In 2020, we saw many businesses transition away from a traditional work environment to remote or hybrid; however, in 2024 we will likely start to see that revert back with companies requiring their employees to physically return to work in the office. A survey done by Resume Builder asked 1,000 corporate decision-makers about their return-to-office plans and they found that “9 in 10 companies with office space will have returned to office by 2024”. While companies may want their employees to return to the office, not all workers may feel the same after becoming accustomed to remote and hybrid work environments. Navigating this transition may be challenging and require compromises from both sides. Here are some of the concerns and possible solutions for moving forward.
Some companies are implementing this change back to an in-person office work environment because they believe it will increase revenue. In an article on Forbes, they write “And for those companies that plan to demand RTO in 2024, 81% say it will improve revenue, 81% believe it will improve the company culture and 83% say it will improve worker productivity.” While companies may want this change, some employees may not want to comply with a required 100% return to the office. The same Forbes article goes on to say, “There is concern that a shift back to full-time office hours could cause a company to lose good employees in a hiring environment in which candidates are “calling the shots” and working for companies that not only give them a steady paycheck and traditional benefits, but also a work schedule and in-office policy that aligns with their need for work/life balance.”
Ideally, the next steps moving forward would be a fair and agreed-upon plan for companies and employees. It’s important for employees to feel they have some say in the plan and aren’t only returning to offices because their hand was forced into the matter. In an article in Harvard Business Review, they write, “Organizations need to shape their return-to-office approach to help employees feel that they still have a sense of control and agency over their behaviors and decisions. This means developing policies that provide guidelines – not requirements – that give employees a balance of structure and freedom to preserve and maybe even amplify employee autonomy. Leading organizations are adopting a number of strategies, including:
- Empowering managers and teams to co-create flexible working patterns instead of mandating a one-size-fits-all return-to-office schedule for all employees.
- Offering meaningful benefits, including commuting subsidies, free or subsidized on-site childcare, and various food options at their offices or corporate headquarters.

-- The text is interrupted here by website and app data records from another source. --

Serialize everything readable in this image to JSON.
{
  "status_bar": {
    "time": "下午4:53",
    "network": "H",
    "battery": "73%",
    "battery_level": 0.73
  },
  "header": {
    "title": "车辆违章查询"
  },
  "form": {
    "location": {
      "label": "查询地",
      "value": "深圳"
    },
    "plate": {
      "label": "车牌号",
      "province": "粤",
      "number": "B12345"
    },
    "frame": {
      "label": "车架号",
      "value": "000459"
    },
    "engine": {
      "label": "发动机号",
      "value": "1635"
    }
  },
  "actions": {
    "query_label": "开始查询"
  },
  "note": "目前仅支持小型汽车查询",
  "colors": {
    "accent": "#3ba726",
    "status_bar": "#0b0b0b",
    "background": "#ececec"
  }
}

Leveraging return-to-office strategies like these and others that maintain or enhance employees’ sense of control over their behavior will create a workplace environment that employees will intrinsically want to use.”